## Work item
The entries below are to be written out exactly, with no images included.

Items from an interface collection
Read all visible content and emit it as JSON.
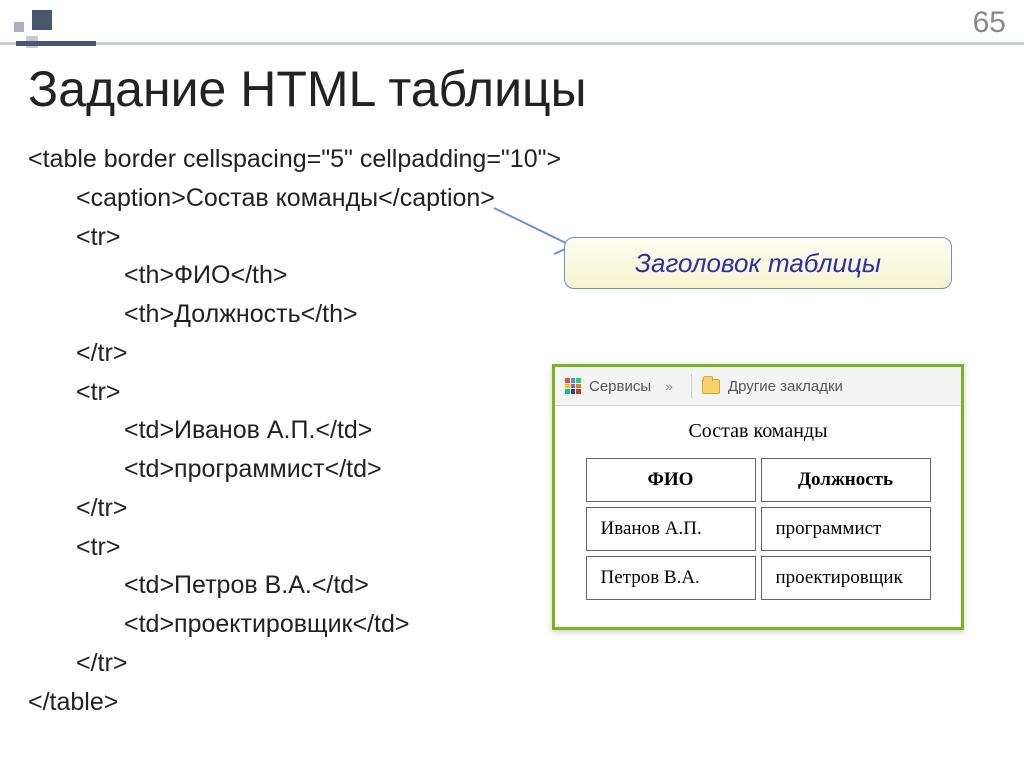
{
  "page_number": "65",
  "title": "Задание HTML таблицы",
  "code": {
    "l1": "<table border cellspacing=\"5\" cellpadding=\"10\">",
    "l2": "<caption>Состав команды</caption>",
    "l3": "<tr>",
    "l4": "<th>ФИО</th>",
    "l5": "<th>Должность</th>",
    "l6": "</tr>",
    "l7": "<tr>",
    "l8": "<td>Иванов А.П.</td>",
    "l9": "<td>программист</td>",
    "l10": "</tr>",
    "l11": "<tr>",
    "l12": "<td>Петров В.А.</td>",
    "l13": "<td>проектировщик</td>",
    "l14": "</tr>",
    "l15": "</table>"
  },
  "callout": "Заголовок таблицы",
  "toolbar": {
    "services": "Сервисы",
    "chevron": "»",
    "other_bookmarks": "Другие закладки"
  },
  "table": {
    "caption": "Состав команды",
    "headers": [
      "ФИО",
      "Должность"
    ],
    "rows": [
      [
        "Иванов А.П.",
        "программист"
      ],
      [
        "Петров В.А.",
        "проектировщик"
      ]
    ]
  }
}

## Response area
Read all visible content and emit it as JSON.
{
  "page_number": "65",
  "title": "Задание HTML таблицы",
  "code": {
    "l1": "<table border cellspacing=\"5\" cellpadding=\"10\">",
    "l2": "<caption>Состав команды</caption>",
    "l3": "<tr>",
    "l4": "<th>ФИО</th>",
    "l5": "<th>Должность</th>",
    "l6": "</tr>",
    "l7": "<tr>",
    "l8": "<td>Иванов А.П.</td>",
    "l9": "<td>программист</td>",
    "l10": "</tr>",
    "l11": "<tr>",
    "l12": "<td>Петров В.А.</td>",
    "l13": "<td>проектировщик</td>",
    "l14": "</tr>",
    "l15": "</table>"
  },
  "callout": "Заголовок таблицы",
  "toolbar": {
    "services": "Сервисы",
    "chevron": "»",
    "other_bookmarks": "Другие закладки"
  },
  "table": {
    "caption": "Состав команды",
    "headers": [
      "ФИО",
      "Должность"
    ],
    "rows": [
      [
        "Иванов А.П.",
        "программист"
      ],
      [
        "Петров В.А.",
        "проектировщик"
      ]
    ]
  }
}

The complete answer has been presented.